And here is what mine looked like:

Click to enlarge.

Of course, I’m under no disillusionment that the food I’m going to eat is going to look like what is featured in ads and promotional materials; McDonald’s Canada was kind enough to recently go into detail about how they manage to pull off the perfect look, as well as how long it takes. Expecting every sandwich to come out of a restaurant to look like the pictures is like expecting every woman you meet on the street to have the same Photoshopped “perfect” (your mileage may vary) look you’ll find in magazines.

If there is any issue I take between the two, it’s with the lettuce. Burger King (and McDonald’s) tend to use a more shredded lettuce, as you can see in the picture at the right; personally, I prefer a nice leaf of lettuce, much like what Wendy’s typically features on their sandwiches. It’s generally less messy, and except in rarer instances, I find that there usually tends to be less of the “white” part of the lettuce; the green is simply tastier, as lettuce goes.

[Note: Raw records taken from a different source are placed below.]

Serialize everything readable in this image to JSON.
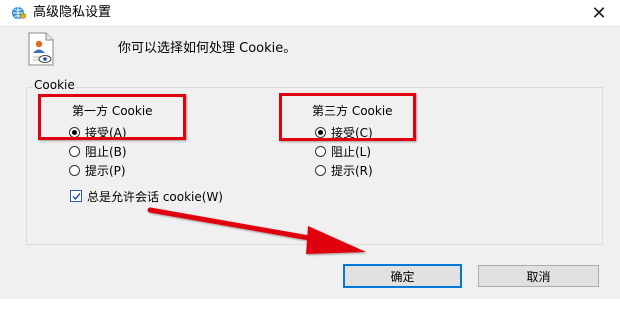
{
  "window": {
    "title": "高级隐私设置",
    "close_glyph": "✕"
  },
  "intro_text": "你可以选择如何处理 Cookie。",
  "group": {
    "label": "Cookie",
    "first_party": {
      "title": "第一方 Cookie",
      "options": [
        {
          "label": "接受(A)",
          "selected": true
        },
        {
          "label": "阻止(B)",
          "selected": false
        },
        {
          "label": "提示(P)",
          "selected": false
        }
      ]
    },
    "third_party": {
      "title": "第三方 Cookie",
      "options": [
        {
          "label": "接受(C)",
          "selected": true
        },
        {
          "label": "阻止(L)",
          "selected": false
        },
        {
          "label": "提示(R)",
          "selected": false
        }
      ]
    },
    "session_checkbox": {
      "label": "总是允许会话 cookie(W)",
      "checked": true
    }
  },
  "buttons": {
    "ok": "确定",
    "cancel": "取消"
  },
  "annotation_color": "#e0000f",
  "icons": {
    "title": "globe-shield-icon",
    "info": "privacy-document-icon"
  }
}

Those who have tasted a Tendergrill Chicken Sandwich before no doubt know what to expect. It’s a fairly decent grilled chicken breast, though it unfortunately falls a little short of covering the entire bun, leaving you with bites of “lettuce sandwich,” for lack of a better term. At least in this instance, with the right placement, you can get a nice BLT out of these pockets of non-chicken sandwich. Nonetheless, it does make me miss the BK Broiler, whose grilled chicken patty seemed to cover more of the Whopper-style bun.

The other factors of note were the included tomatoes and “corn-dusted bun,” which differs from the normal sesame-seen bun most of their other sandwiches come with. The tomatoes were good, if perhaps slightly too abundant (I’m very particular about my tomatoes, and even then only want them in moderation); fortunately, my wife has no such compunctions with the fruit, so she gladly helped herself to the slices I didn’t want. The bun was decent; it did its job well, and while not outstanding, nor was it offensive in any way.

Now we come to the part which sets the Maple BBQ sandwiches apart form their normal counterparts. Namely, the inclusion of “thick, hardwood smoked bacon,” cheddar cheese (100% real), and the “gourmet maple BBQ sauce.” All together, it was good. The bacon was meaty, and the cheddar had a slightly stronger, sharper (but not too sharp) taste that the normal American cheese lacks. The Maple BBQ sauce is a bit of a double-edged sword, however.

Simply put, the sauce– while tasty– is just a little bit too strong. It does contain a nice barbeque flavor with a hint of maple, but unfortunately overpowered the rest of the sandwich. The main elements which seemed to stick out were, ironically, the bacon and the cheddar cheese, but only just; it felt more like the flavors of those two parts were clawing to reach the surface (i.e. my taste buds), but just barely make it.

I should mention that I would discover only later that the normal Maple BBQ sandwiches each still contained mayonnaise, an ingredient my sandwich lacked. Such is the risk of a special order, I suppose, but now I’m left wondering if perhaps the mayo would balance out the Maple BBQ sauce somehow, making it less overpowering. Then again, it could be that the Tendergrill doesn’t hold up as well as its fried chicken contemporaries, or the flame-broiled beef of a Whopper patty, though that wouldn’t explain how it fared with the cheese and bacon.

With any luck, I’ll be afforded the opportunity to give it another try and I can update this review with my findings.

In the end, though, I can still give the Maple BBQ treatment a hearty recommendation for those looking for a little something extra on their Whopper or chicken sandwiches. It’s unfortunately available for only an unspecified limited time, though I hope to see it have the staying power of the Angry Whopper, whose duration annoyed me to no end, as I can’t really handle that level of peppers and such. Hopefully demand for this one will remain as high.

The cheese would make an interesting addition to more of their sandwiches, and if they could find a way to dial back how strong the sauce is compared to other ingredients, it would be a more welcome addition. As it is, if you get the opportunity to try a Maple BBQ anything, you might want to order your sandwich “easy on the sauce” to get the flavor and hopefully not overpower the rest of it.